It’s NOT a Heart Attack (but it certainly felt like one)
Those of you who have read my blogs regularly at Real Solutions Nursing may remember one of my first blogs, about 2 years ago ,was titled” It’s NOT a Stroke.” It was about my experience in an urgent care/ hospital ER of a well renowned medical facility, my 8 hours of various tests to rule out a stroke when I made a visit (initially) to Urgent Care for what I had self diagnosed as a possible detaching retina. In an extravagant example of CYA I spent a lot of time and money only to be told to return the next day to see an ophthalmologist……….
Two days ago I finally convinced myself to go to Urgent Care (one that my insurance tells me is my “provider” of choice. this year) .The pain going up into my jaw and down my left arm was NOT going away. I figured Urgent Care was the best place to start as it was a) closer to home b) less expensive c) a good place to rule out a pinched nerve. I was told abruptly that Urgent Care was not appropriate when one is experiencing symptoms of a heart attack and that 911 had been called and I’d be transported to a real emergency room.

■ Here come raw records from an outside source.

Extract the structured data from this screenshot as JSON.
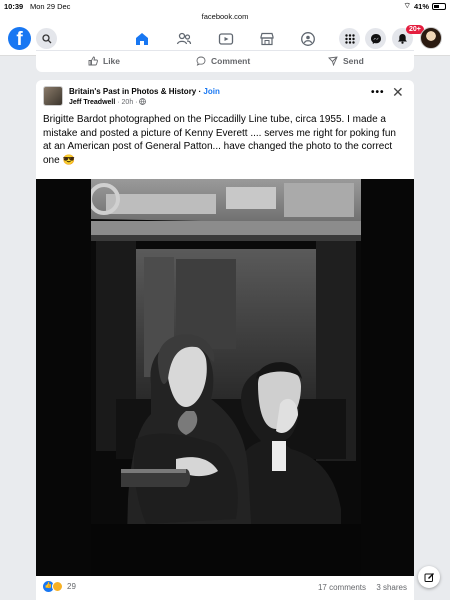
{
  "status_bar": {
    "time": "10:39",
    "date": "Mon 29 Dec",
    "battery": "41%"
  },
  "browser": {
    "url": "facebook.com"
  },
  "nav": {
    "logo": "f",
    "icons": [
      "search-icon",
      "home-icon",
      "friends-icon",
      "video-icon",
      "marketplace-icon",
      "groups-icon",
      "menu-icon",
      "messenger-icon",
      "notifications-icon"
    ],
    "notification_badge": "20+",
    "accent_color": "#1877f2"
  },
  "prev_post_actions": {
    "like": "Like",
    "comment": "Comment",
    "send": "Send"
  },
  "post": {
    "page_name": "Britain's Past in Photos & History",
    "join": "Join",
    "author": "Jeff Treadwell",
    "time": "20h",
    "text": "Brigitte Bardot photographed on the Piccadilly Line tube, circa 1955. I made a mistake and posted a picture of Kenny Everett .... serves me right for poking fun at an American post of General Patton... have changed the photo to the correct one 😎",
    "reaction_count": "29",
    "comments": "17 comments",
    "shares": "3 shares"
  }
}
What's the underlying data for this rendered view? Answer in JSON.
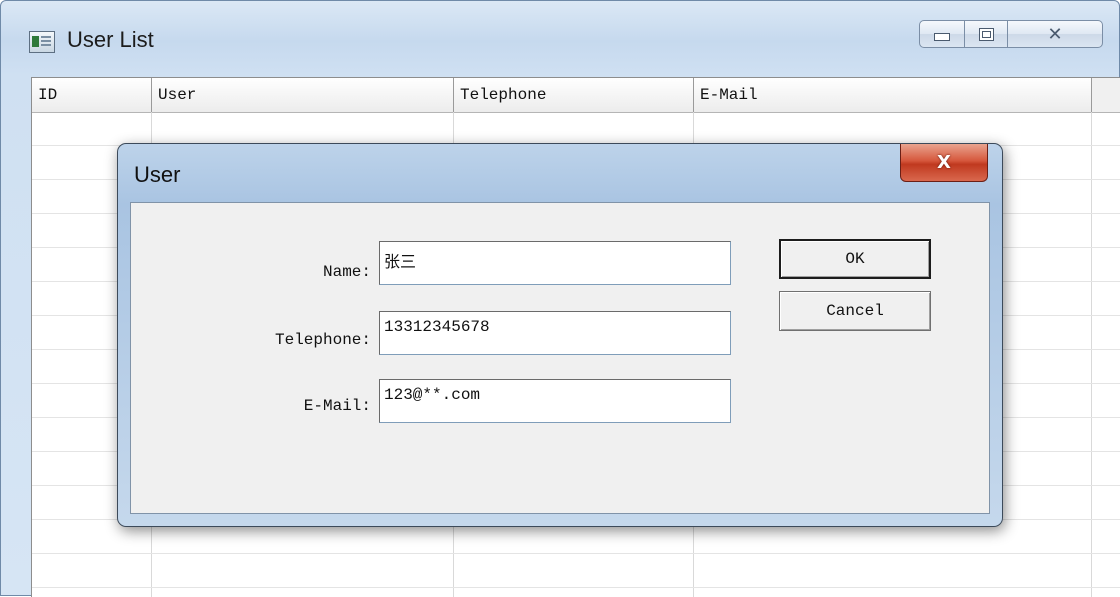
{
  "window": {
    "title": "User List",
    "icon": "app-window-icon",
    "controls": {
      "minimize": "minimize-icon",
      "maximize": "maximize-icon",
      "close": "✕"
    }
  },
  "list": {
    "columns": [
      "ID",
      "User",
      "Telephone",
      "E-Mail"
    ]
  },
  "dialog": {
    "title": "User",
    "close_glyph": "X",
    "fields": {
      "name": {
        "label": "Name:",
        "value": "张三"
      },
      "telephone": {
        "label": "Telephone:",
        "value": "13312345678"
      },
      "email": {
        "label": "E-Mail:",
        "value": "123@**.com"
      }
    },
    "buttons": {
      "ok": "OK",
      "cancel": "Cancel"
    }
  }
}
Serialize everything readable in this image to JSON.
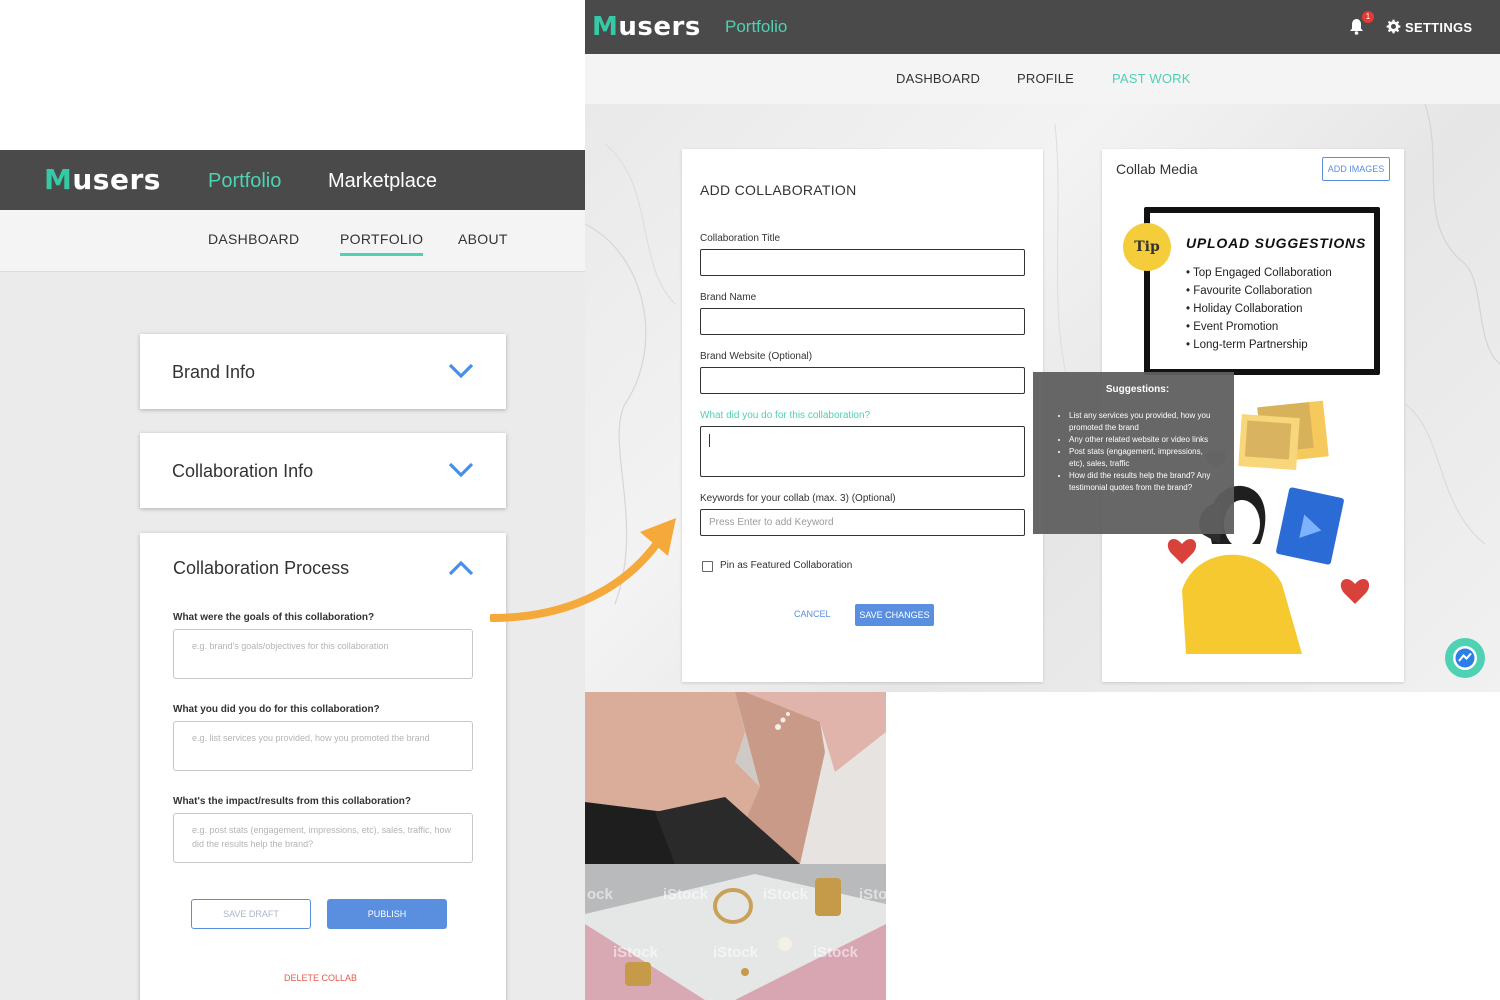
{
  "left_ui": {
    "logo": {
      "mark": "M",
      "rest": "users"
    },
    "nav": {
      "portfolio": "Portfolio",
      "marketplace": "Marketplace"
    },
    "subnav": [
      "DASHBOARD",
      "PORTFOLIO",
      "ABOUT"
    ],
    "accordions": {
      "brand_info": "Brand Info",
      "collab_info": "Collaboration Info",
      "collab_process": "Collaboration Process"
    },
    "questions": [
      {
        "label": "What were the goals of this collaboration?",
        "placeholder": "e.g. brand's goals/objectives for this collaboration"
      },
      {
        "label": "What you did you do for this collaboration?",
        "placeholder": "e.g. list services you provided, how you promoted the brand"
      },
      {
        "label": "What's the impact/results from this collaboration?",
        "placeholder": "e.g. post stats (engagement, impressions, etc), sales, traffic, how did the results help the brand?"
      }
    ],
    "buttons": {
      "save_draft": "SAVE DRAFT",
      "publish": "PUBLISH",
      "delete": "DELETE COLLAB"
    }
  },
  "right_ui": {
    "logo": {
      "mark": "M",
      "rest": "users"
    },
    "nav": {
      "portfolio": "Portfolio",
      "notification_count": "1",
      "settings": "SETTINGS"
    },
    "subnav": [
      "DASHBOARD",
      "PROFILE",
      "PAST WORK"
    ],
    "form": {
      "title": "ADD COLLABORATION",
      "fields": {
        "title": "Collaboration Title",
        "brand_name": "Brand Name",
        "brand_website": "Brand Website (Optional)",
        "what_did_you_do": "What did you do for this collaboration?",
        "keywords": "Keywords for your collab (max. 3) (Optional)",
        "keywords_placeholder": "Press Enter to add Keyword"
      },
      "pin_label": "Pin as Featured Collaboration",
      "cancel": "CANCEL",
      "save": "SAVE CHANGES"
    },
    "media": {
      "title": "Collab Media",
      "add_images": "ADD IMAGES",
      "tip_badge": "Tip",
      "tip_heading": "UPLOAD SUGGESTIONS",
      "tip_items": [
        "Top Engaged Collaboration",
        "Favourite Collaboration",
        "Holiday Collaboration",
        "Event Promotion",
        "Long-term Partnership"
      ]
    },
    "tooltip": {
      "title": "Suggestions:",
      "items": [
        "List any services you provided, how you promoted the brand",
        "Any other related website or video links",
        "Post stats (engagement, impressions, etc), sales, traffic",
        "How did the results help the brand? Any testimonial quotes from the brand?"
      ]
    }
  },
  "photos": {
    "watermark": "iStock",
    "watermark_partial": "ock"
  },
  "colors": {
    "accent_teal": "#4fd1b3",
    "primary_blue": "#5a8fe0",
    "topbar": "#4a4a4a",
    "danger": "#e05a4f",
    "tip_yellow": "#f5cc3a",
    "arrow_orange": "#f5a93a"
  }
}
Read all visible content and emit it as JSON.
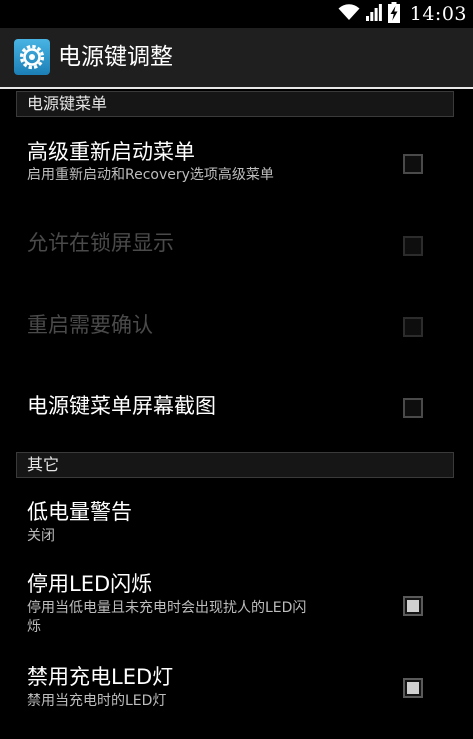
{
  "status_bar": {
    "time": "14:03",
    "icons": [
      "wifi-icon",
      "signal-icon",
      "battery-charging-icon"
    ]
  },
  "action_bar": {
    "title": "电源键调整",
    "icon": "settings-gear-icon",
    "icon_color": "#33a0d8"
  },
  "categories": {
    "power_menu": "电源键菜单",
    "other": "其它"
  },
  "preferences": {
    "advanced_reboot": {
      "title": "高级重新启动菜单",
      "summary": "启用重新启动和Recovery选项高级菜单",
      "checked": false,
      "enabled": true
    },
    "allow_on_lockscreen": {
      "title": "允许在锁屏显示",
      "checked": false,
      "enabled": false
    },
    "reboot_confirm": {
      "title": "重启需要确认",
      "checked": false,
      "enabled": false
    },
    "power_menu_screenshot": {
      "title": "电源键菜单屏幕截图",
      "checked": false,
      "enabled": true
    },
    "low_battery_warning": {
      "title": "低电量警告",
      "summary": "关闭"
    },
    "disable_led_blink": {
      "title": "停用LED闪烁",
      "summary": "停用当低电量且未充电时会出现扰人的LED闪烁",
      "checked": true,
      "enabled": true
    },
    "disable_charging_led": {
      "title": "禁用充电LED灯",
      "summary": "禁用当充电时的LED灯",
      "checked": true,
      "enabled": true
    }
  }
}
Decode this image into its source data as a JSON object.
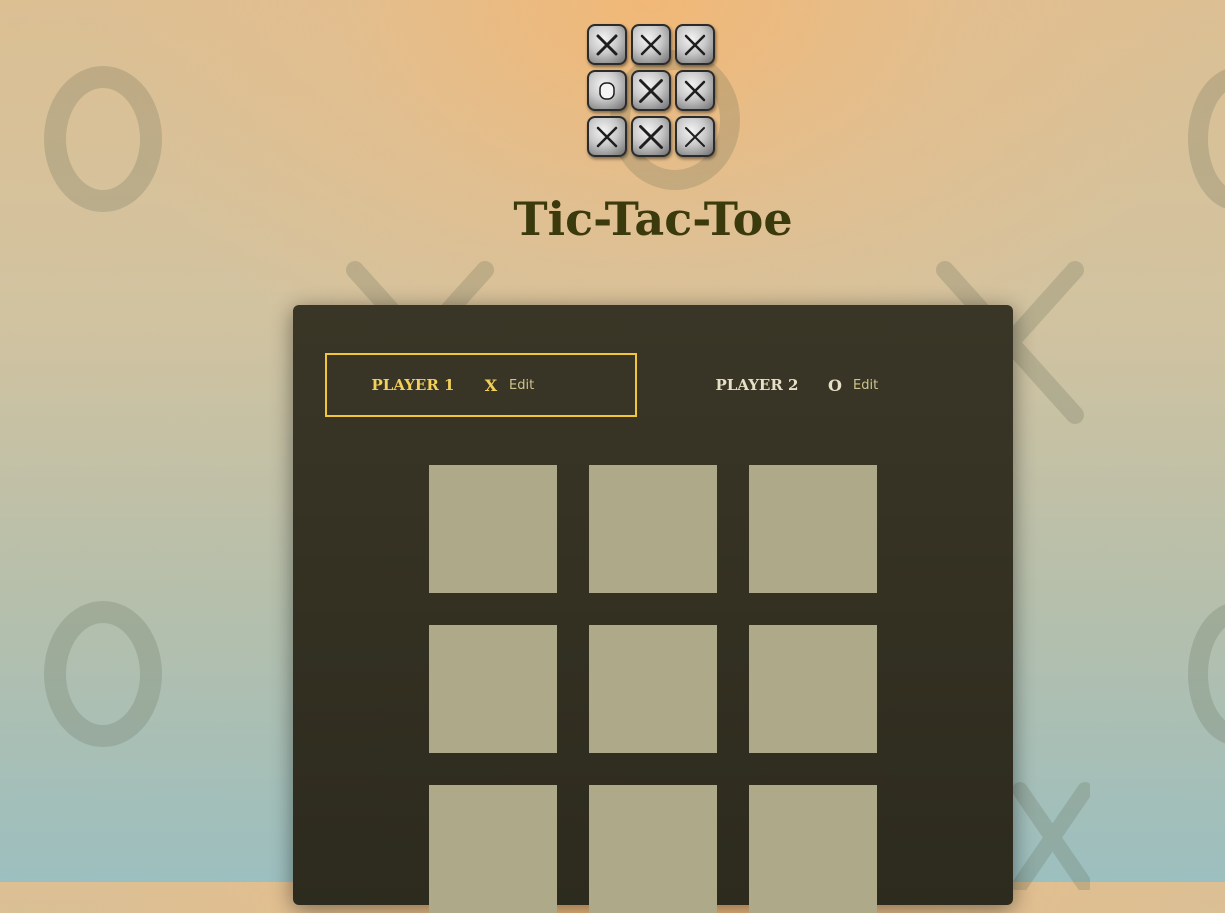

I suggested Tom driving me there would be more efficient and less expensive. Everyone else (except Tom) had other ideas. Off I went by squad. At least I didn’t have to drive myself there in an ice storm as in the last incident………
Two nitroglycerin tablets and lots of baby aspirin later the pain had lessened and the testing had begun. EKGs, enzymes, labs and more labs, monitors and more monitors, oxygen and oxygen levels, IVs. Stress tests (I could have told them by that time I was stressed), lung tests and enough dye injected to light up Cleveland. I had more wires than Howdy Doody! I even got an overnight stay in the “Clinical Decision Unit”. 30+ hours later I came home. My heart, lungs, cholesterol, labs, enzymes, everything -looks like I’m 20 years younger than my actual age and in great health.
AND…………..it’s NOT a heart attack. Boy, did I miss diagnose that one, GREATFULLY!
So, why the fuss? Why the pain? Why am I relating this to all of you?
First and foremost to tell you to NEVER ignore chest pain, radiating arm pain, shortness of breath or anything else that could by signs of a heart attack. Have it checked out. Not one person , doctor, nurse, or EMT criticized me for going to the ER (I did get yelled at for stopping at Urgent Care first….) No one said I was being silly and sent me home. It could be the real thing and you might not get a second chance.
The second reason? Holidays are fast approaching. Winter is in the immediate forecast and last minute Fall stuff like where to put all those leaves before it snows this weekend, and an unfinished summer building project are vying for my attention. Family stuff, work stuff……one thing piling on top of another. For many reasons, for many people, this can be a very stressful time of year. I now know my body responds to high levels of stress with radiating pain down my left arm, atypical angina. I know I have to find a better way to handle it and stop just talking about walking and meditating every day. I really need to DO IT. I need to worry less about things I can’t control and confront the things I can.
Take away messages here? If you have been putting off getting a physical and are over 55 do it now. You may be pleasantly surprised OR you may find out you just missed having “the big one” when the doctor finds your cholesterol off the chart and 4 of your coronary vessels are blocked.
Don’t put off adding a little exercise to your life. New Year’s is NOT the best time to start something new. Just adding 10 min. a day of walking can make a difference, not just physically but mentally . Fresh air and more blood flow to the brain helps to clear out the cobwebs. 10,000 steps a day is NOT impossible. (if you want a free pedometer contact me – Real Solutions Nursing is giving them away )
Stop dithering. Face the problems you”ve been trying to ignore and make a plan. Or cross them off your list. Worry is a problem, not a solution.
It was NOT a Heart Attack………but it was a wake-up call.
Think about it.